Today’s college students remember well how in K12 a fire drill would be a welcome distraction to get them out of class. In 2020, many of their college classrooms are virtual, and there’s a new fire alarm to take down learning platforms. Distributed Denial of Service (DDoS) attacks, where a target and/or its nearby infrastructure is overwhelmed with internet traffic, are proving just as adept in getting students out of classwork and potentially earning the perpetrator (or perpetrators) a sizable ransom.
Last month’s arrest of a Miami Dade school student is just one such example of a student-initiated DDoS attack—and it’s going to get worse if history is any predictor. Attackers, likely students at the moment, can easily shut down learning platforms or just as easily find a teacher’s IP address to take that instructor’s computer offline. Add to that the fact that in many local communities everyone uses a single internet provider (think Comcast or another smaller provider), and it’s not too difficult to envision the chaos if that falls, too.
Now, with the onslaught of low-security distance learning platforms being implemented, coupled with educators using their “security soft” home networks, it’s a recipe for mischief and e-learning disaster, impacting institution levels from elementary to graduate schools. Schools are now facing the same types of threats and attacks that enterprises have, but unlike businesses, the sudden switch to new technologies means they may not be as secure as their business brethren.
The switch to remote learning has shone a light on the problems already created by tight IT budgets and while there’s no going back, there are steps campus IT teams can—and should—be taking to secure their classrooms beyond the four walls of their school buildings.
DDoS attacks are unique and require someone who not only knows how to respond but is available to respond whenever they occur. That means not just during classroom hours but on weekends, school breaks, and the wee hours of the morning. It’s also critical that all third-party vendor agreements are updated and that contact information, especially for your internet service provider (ISP), is at-hand.
While both learning platforms and campus networks are vulnerable to DDoS attacks, the need to protect the network becomes more critical for institutions of higher learning. Regardless of whether schools are teaching the ABCs or offering MBAs and PhDs, IT teams should leverage platforms such as Google and its Google Cloud Armor, in order to provide a more robust service layer.

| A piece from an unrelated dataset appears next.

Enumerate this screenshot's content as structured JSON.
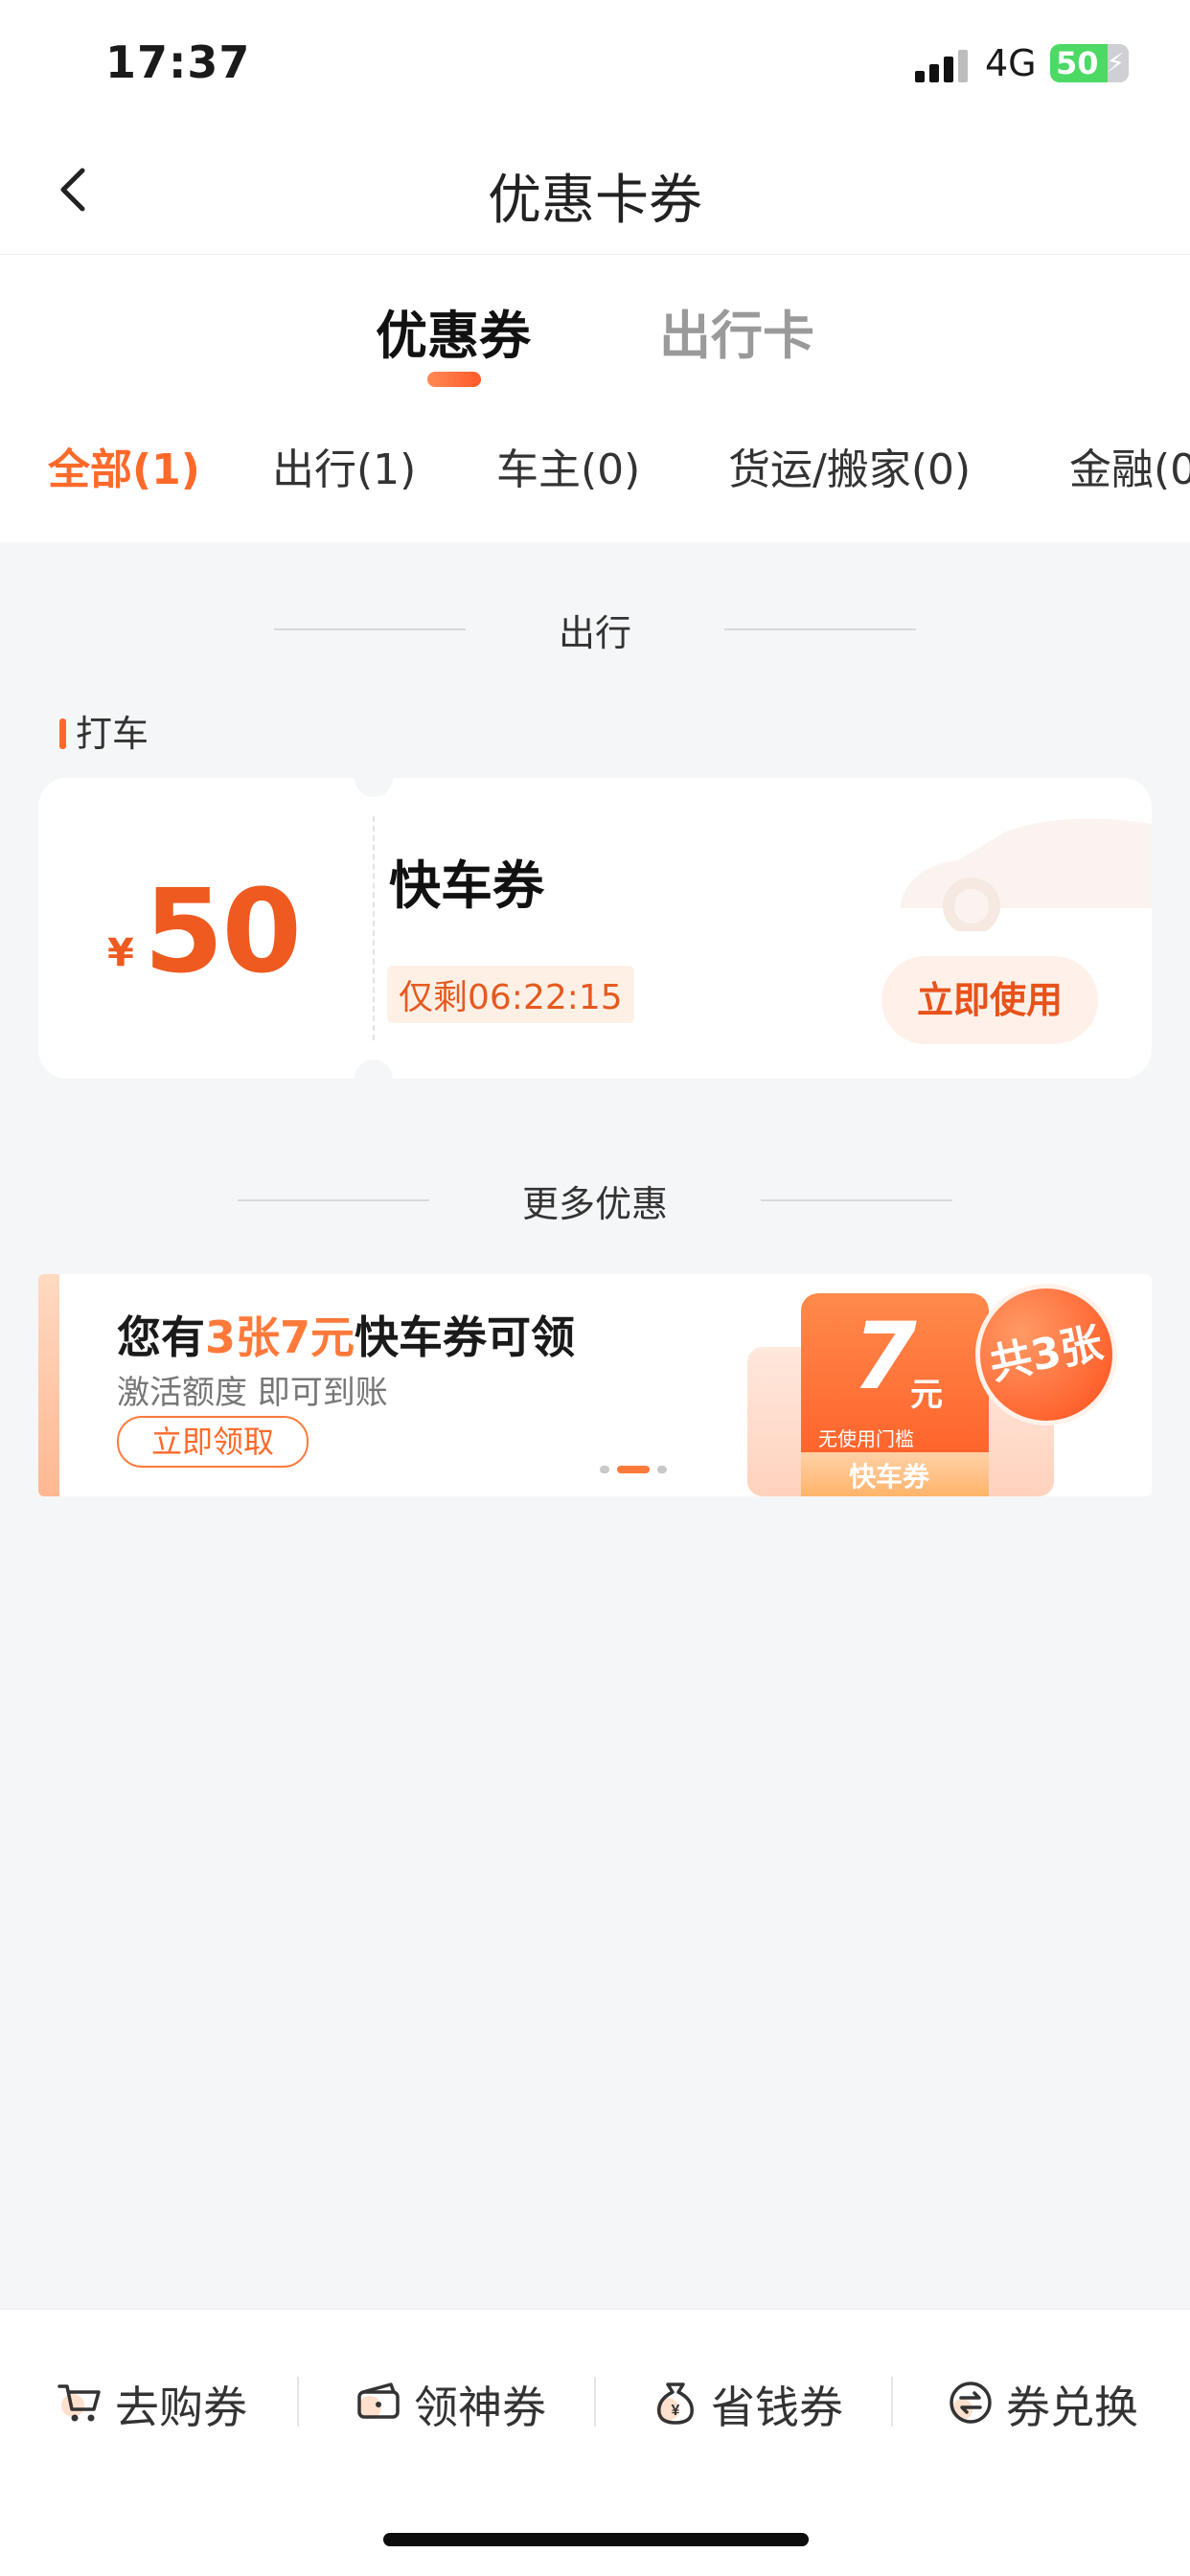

Perhaps most critically, make sure that your institution has a robust and comprehensive security solution. There are a handful of solutions on the market so be sure you do your homework and choose one that provides the following:
- A real-time approach. You need to know what’s going on at the moment it happens, not after your network has been overwhelmed. Look for a solution that leverages your routing equipment and current bandwidth to automatically remediate and lessen the cost and impact of a DDoS attack.
- Early threat detection. The best defense is a good offense and early warnings are among the best ways to prevent a full-on attack. You want a solution that is continuously monitoring your website traffic in order to detect potentially harmful patterns and block them before they have the chance to do damage. The right system should be capable of detecting and remediating a variety of attacks before you ever reach the point of shutting down.
- Easy to implement. In order for a solution to work effectively, it needs to be easy-to-use and cost-effective to implement. Solutions that are complicated or require too much onboarding pave the way for shadow IT, and ultimately, a security breach. Look for a solution that integrates easily with your existing ISP to send BGP/flowspec announcements to vendors upstream — you want traffic blocked before it has the chance to overwhelm your network.
- All clear ahead. You can’t protect against what you can’t see. Whatever solution you choose should provide a single-pane view into traffic flow and assets across the entire network.
Barrett Lyon’s experience and successes have led to collaboration with Tier 1 and Tier 2 carriers, as well as national security agencies in North America and Europe to mitigate and track hundreds of DDoS attacks. He holds multiple technology patents and is a pivotal subject in the best-selling cybersecurity book, Fatal System Error.